I have to share this, it's such a creative story. From what we can tell the assignment was to write a story personifying an inanimate object, without specifically revealing what the object is.
This is what my beautiful boy wrote (no corrections made):
Life Sucks
My face is a screen, my arm is a cord and my hand is a mouse, the other is a speaker and my feet are plugs. Almost every day someone's sweaty hands are all over my buttons and my hand. Most of the day people turn my face off. Whenever some kid turns me on and they play games with people running around I feel little feet pounding my face. When I'm bored I talk to my friends: iPod, TV, DSi, Wii, laptop and Playstation but I've always wanted to know an Xbox. Playstation is obsessed with violent games, iPod thinks he's rich, laptop is so fancy, Wii is crazy about new games and DSi is obsessed with Pok√©mon. Every day I hear these words "time to get off now!," which I think is a woman's voice and then a kid's voice that says "awwww!!!!!" and that voice sounds like a sad boy. I know I'm not the only one probably all of you have one of me, you may even have multiples of me. There are three others of me in this house so there are four of us in total. NO! They're coming! "Homework first and then you can go on." I heard a mother say. "Okay", replied a boy. A couple of minutes later I heard this "Mom, I'm done!" said the boy. NOOOOOOO! He's back, looks like I'm getting turned on now. Bye!
Now, I don't know about you but this coming from a ten year old just blows me away.

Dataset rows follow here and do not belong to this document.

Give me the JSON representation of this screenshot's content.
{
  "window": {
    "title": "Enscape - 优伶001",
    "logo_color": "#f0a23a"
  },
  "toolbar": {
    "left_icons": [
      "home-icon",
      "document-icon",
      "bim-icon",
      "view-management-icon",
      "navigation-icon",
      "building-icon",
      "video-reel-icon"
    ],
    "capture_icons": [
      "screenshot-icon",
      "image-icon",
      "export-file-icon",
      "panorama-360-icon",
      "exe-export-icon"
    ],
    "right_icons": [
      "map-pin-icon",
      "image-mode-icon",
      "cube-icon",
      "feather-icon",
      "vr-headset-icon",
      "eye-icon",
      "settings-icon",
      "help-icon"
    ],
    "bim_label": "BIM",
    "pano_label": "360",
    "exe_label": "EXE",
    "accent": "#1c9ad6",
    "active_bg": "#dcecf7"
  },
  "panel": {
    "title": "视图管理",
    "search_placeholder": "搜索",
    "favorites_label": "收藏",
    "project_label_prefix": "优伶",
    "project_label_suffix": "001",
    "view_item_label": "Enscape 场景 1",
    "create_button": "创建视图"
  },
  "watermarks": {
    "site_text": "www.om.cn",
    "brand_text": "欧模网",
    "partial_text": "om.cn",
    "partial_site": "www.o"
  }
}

Apparently, his teacher didn't enjoy the creative aspect of the story quite as much as we did because he didn't get the grade I thought it should earn.  (Seems he revised it as he prepared the final copy, introducing several grammatical errors, and then he failed to properly proofread it before handing it in.  Those errors lost him grade points.  He was not happy with the final mark.  Tough lesson learned!)

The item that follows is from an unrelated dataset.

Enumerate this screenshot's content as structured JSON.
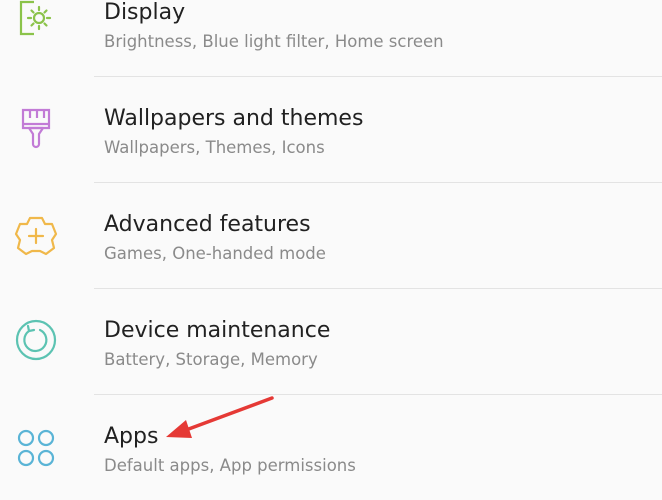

With time, he'll learn not to mess with a good thing.
But in my estimation, it's a fabulous first-run story.
Way to go Marcus, my man!  I hope you never lose that spark.

1 comment:

John Fowler said...

Yes, and I hope one of the lessons learned is that a pompous, grumpy teacher can spoil a lot of budding talent.